Count how many lines in this material contain "bytes". The answer is that number alone.

---*---

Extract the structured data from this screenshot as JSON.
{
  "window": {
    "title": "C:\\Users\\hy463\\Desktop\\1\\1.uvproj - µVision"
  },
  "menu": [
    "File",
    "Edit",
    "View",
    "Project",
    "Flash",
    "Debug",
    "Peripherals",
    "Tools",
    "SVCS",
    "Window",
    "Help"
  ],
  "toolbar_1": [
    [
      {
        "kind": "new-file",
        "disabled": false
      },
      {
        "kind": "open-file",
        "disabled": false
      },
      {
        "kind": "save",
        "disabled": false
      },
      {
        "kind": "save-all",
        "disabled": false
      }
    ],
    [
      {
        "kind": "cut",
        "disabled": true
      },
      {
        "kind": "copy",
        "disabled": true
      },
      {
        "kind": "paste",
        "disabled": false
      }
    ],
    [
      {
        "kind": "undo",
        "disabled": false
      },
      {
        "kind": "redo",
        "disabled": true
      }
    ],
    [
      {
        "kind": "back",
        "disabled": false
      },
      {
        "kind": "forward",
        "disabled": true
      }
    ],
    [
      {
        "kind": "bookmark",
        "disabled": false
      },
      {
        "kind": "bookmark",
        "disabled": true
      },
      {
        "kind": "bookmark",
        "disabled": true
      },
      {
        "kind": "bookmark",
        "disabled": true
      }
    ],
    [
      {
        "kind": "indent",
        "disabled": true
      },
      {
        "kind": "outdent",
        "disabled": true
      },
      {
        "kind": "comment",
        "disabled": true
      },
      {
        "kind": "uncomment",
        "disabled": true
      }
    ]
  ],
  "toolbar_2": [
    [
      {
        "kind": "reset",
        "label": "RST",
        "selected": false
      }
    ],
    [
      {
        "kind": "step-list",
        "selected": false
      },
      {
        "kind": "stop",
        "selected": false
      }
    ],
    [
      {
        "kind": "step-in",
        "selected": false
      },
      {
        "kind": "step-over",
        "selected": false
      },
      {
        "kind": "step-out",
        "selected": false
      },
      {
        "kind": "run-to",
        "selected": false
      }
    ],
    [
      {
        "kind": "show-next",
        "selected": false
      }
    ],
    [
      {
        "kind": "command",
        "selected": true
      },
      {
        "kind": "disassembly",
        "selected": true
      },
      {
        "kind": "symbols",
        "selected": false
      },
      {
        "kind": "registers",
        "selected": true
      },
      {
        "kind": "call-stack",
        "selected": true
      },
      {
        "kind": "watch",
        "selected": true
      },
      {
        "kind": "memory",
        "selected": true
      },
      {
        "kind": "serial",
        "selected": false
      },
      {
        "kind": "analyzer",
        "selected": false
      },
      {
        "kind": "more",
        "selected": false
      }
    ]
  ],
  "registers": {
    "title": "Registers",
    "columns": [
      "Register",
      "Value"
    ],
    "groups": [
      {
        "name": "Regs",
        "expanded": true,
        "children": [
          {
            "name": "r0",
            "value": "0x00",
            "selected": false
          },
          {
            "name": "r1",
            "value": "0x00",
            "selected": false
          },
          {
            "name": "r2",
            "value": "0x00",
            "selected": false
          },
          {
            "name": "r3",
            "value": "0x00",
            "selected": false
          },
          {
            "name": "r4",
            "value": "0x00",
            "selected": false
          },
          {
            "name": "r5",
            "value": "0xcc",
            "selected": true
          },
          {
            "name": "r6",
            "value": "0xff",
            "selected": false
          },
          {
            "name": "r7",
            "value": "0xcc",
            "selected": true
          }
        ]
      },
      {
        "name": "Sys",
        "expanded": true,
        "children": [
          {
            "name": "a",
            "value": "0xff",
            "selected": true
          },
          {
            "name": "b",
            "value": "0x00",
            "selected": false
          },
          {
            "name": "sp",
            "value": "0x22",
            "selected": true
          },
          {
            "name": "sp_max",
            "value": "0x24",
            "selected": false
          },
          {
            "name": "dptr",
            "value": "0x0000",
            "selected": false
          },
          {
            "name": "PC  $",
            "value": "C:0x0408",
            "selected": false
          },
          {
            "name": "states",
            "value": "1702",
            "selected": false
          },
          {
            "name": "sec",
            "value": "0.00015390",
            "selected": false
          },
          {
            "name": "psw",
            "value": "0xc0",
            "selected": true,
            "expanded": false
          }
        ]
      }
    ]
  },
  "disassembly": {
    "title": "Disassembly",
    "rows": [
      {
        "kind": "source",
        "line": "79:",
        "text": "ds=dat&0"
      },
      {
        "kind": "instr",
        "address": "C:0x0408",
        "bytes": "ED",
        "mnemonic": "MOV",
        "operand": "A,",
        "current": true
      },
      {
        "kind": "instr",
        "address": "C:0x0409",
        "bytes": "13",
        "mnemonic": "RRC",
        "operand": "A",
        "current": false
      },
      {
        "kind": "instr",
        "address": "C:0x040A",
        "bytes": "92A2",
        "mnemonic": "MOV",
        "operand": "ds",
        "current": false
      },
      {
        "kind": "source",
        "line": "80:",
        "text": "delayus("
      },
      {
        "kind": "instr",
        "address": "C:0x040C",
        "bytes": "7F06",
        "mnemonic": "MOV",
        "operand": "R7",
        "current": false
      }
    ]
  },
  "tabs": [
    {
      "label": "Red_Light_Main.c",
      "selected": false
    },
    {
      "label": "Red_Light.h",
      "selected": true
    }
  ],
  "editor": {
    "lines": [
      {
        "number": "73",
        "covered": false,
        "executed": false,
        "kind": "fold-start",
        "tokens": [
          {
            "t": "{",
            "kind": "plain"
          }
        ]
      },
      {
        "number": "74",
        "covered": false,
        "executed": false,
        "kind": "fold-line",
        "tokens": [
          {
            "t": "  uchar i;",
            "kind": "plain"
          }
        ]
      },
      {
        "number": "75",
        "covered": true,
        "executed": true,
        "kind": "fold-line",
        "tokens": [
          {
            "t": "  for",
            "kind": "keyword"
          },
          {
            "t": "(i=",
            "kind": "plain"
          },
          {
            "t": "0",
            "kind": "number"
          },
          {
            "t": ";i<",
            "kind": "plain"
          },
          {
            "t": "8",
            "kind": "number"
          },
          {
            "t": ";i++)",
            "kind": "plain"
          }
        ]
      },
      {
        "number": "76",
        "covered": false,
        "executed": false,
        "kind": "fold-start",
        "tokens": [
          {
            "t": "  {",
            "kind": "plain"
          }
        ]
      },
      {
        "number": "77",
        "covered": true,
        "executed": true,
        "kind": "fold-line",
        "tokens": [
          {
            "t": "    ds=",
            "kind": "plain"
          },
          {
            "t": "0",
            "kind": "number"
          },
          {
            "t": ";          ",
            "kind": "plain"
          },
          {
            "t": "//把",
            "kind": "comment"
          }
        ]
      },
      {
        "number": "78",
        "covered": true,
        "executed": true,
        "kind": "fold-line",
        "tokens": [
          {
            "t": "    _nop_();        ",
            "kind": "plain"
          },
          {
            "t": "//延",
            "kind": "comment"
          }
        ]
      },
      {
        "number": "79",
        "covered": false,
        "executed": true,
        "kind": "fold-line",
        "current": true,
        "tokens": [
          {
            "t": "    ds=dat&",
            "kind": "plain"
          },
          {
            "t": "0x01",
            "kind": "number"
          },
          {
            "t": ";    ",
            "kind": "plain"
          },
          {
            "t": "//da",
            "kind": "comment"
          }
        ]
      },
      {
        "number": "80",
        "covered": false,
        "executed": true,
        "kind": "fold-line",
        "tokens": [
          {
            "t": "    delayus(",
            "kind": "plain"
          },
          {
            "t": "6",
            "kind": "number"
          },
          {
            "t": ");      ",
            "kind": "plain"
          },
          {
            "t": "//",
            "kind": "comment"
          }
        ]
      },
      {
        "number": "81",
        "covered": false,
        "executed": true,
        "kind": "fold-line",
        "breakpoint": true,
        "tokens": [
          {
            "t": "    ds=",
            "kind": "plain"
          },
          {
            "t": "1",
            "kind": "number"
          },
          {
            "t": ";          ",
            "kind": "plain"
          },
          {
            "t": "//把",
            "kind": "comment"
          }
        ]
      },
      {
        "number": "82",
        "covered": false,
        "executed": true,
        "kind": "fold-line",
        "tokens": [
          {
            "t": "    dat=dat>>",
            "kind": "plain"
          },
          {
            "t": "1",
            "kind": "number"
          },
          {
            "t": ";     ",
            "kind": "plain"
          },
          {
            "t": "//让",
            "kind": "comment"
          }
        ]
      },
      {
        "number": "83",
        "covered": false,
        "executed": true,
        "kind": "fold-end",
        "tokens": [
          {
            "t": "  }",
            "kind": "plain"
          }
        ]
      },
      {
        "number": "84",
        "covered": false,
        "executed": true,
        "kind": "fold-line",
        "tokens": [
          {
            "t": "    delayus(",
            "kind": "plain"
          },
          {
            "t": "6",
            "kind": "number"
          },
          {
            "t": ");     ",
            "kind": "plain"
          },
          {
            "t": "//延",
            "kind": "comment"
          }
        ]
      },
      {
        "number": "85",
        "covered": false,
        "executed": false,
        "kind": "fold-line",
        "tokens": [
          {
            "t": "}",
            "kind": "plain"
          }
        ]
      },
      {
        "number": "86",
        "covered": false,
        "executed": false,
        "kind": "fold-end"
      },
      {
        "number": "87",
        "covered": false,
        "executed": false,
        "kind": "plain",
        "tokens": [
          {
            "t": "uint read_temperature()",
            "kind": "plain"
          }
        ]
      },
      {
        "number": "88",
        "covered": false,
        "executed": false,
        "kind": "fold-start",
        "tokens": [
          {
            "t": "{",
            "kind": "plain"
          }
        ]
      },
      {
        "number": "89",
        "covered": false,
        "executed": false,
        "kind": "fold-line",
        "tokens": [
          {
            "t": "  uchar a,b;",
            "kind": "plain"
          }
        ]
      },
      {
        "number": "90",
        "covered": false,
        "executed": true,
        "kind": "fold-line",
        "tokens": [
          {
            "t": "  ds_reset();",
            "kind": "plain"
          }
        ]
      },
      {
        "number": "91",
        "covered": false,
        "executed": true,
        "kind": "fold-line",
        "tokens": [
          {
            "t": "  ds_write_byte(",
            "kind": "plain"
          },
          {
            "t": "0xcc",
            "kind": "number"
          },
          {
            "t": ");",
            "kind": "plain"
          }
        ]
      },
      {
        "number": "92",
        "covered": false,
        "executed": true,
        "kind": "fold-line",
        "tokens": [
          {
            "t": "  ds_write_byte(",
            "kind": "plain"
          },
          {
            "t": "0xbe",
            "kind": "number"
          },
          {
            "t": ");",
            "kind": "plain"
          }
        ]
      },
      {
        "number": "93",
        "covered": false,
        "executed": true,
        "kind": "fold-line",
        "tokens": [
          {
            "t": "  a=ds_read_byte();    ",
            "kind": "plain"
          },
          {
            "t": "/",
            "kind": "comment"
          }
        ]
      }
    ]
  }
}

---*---

## Response to this exercise
4